The latest iteration of Apple’s operating system is finally here, just a few short days before the iPhone 6 itself—both versions—makes its actual appearance.

Developers have had access to iOS 8 since June so they could explore new features, test their apps, and see what’s changed. If you’re just catching up now, here are some of the biggest changes you’ll encounter as a developer when you start working with iOS 8.

Adaptive User Interface

It’s time to start thinking differently about user interfaces.

In iOS 7 and previous versions, developers needed to consider different ways users might encounter their apps—primarily the landscape (horizontal) and portrait (vertical) views. The introduction of Auto Layout, a tool to simplify the process of fitting apps to screens, in Apple’s developer suite Xcode minimized that particular headache.

See also: Hold Up! Here’s Why You Might Want To Postpone That iOS 8 Upgrade

Now, says Step Christopher, iOS team manager and instructor at Big Nerd Ranch, Apple wants to change the way developers think about designing apps completely. “Apple no longer wants us to be thinking of specific screen modes, he said during a demo. “Instead they want us to target general sizes and let them flow out to the different devices and orientation as appropriate.”

Christopher thinks this means that soon Auto Layout may be the only, or at least most way to design apps for Apple products. “If you’re not using Auto Layout it’s something you need to get up to speed on very quickly,” he said.

Context Sensitivity

Today’s Apple users increasingly want smarter devices. That includes day modes and night modes for apps that adjust their brightness according to the time.

Users may also notice that more apps want to access the phone’s location data. That’s already becoming a bigger thing, but as iOS 8 makes it an easier feature for developers to include, it’ll become even more popular.

iOS 8’s new capabilities allow for context sensitivity in regard to motion, too. Since the latest Apple devices have sensors to detect altitude and movement, those sensors are now fair game for app development. New apps, or apps converted for iOS 8 could potentially deliver different displays to users who are walking than to those who are driving.

Extended Functionality

Apple didn’t just release 4,000 new APIs for developers. In iOS 8, it also made it easier to add API functionality to apps in general.

See also: How To Download And Install Apple’s iOS 8 Beta

APIs allow developers to add new functionality to their apps without reinventing the wheel. However, testing the new apps has been challenging so far because developers are only able to see how they’ll look using the new software, not hardware.

Now that Apple has finally released new phones, testing how APIs work on the latest phones running iOS 8 will be a little less frustrating.

Outside The Box

The Notification Center is going to play a much larger role with apps in iOS 8. More developers may want to take advantage of the ability to display new kinds of notifications from different apps.

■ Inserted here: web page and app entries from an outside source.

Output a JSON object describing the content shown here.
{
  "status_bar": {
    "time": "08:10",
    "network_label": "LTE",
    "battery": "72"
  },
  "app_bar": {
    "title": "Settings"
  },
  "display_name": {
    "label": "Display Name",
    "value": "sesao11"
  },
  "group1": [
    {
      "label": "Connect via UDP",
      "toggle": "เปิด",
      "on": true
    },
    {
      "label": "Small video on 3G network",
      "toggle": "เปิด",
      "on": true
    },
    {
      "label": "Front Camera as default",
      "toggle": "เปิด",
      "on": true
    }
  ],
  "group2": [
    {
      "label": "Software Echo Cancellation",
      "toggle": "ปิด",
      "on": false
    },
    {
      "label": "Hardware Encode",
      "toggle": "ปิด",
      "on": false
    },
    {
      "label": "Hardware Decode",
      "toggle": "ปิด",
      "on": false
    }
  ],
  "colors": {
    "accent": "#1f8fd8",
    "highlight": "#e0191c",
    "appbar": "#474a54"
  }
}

Some developers are even referring to one kind of new notification, which Apple calls “Today Extensions,” as “widgets” since they bring some of an app’s functionality outside the app proper.

Zach Waldowski, a software developer at Big Nerd Ranch, demonstrated that adding extensions to app functionality is as simple as opening up Xcode, clicking “Application Extension” and adding it to your app.


No discussion of iOS 8 is complete without a mention of Apple’s new in-house development language, Swift.

Introduced at the World Wide Developer’s Conference, the language is designed to be simpler to use than Objective-C, while still being compatible with Objective-C. Apple hopes an easy-to-use language will encourage more developers to build on iOS 8.

See also: Apple’s Swift Language Goes Pro, Reaches Version 1.0

Swift just got upgraded to version 1.0, which means it’s officially out of beta. Apps that include some—or more—Swift coding are now allowed in the app store. That gives more developers an incentive to try it out for new apps right as the new devices are coming out.

Photo by Global Panorama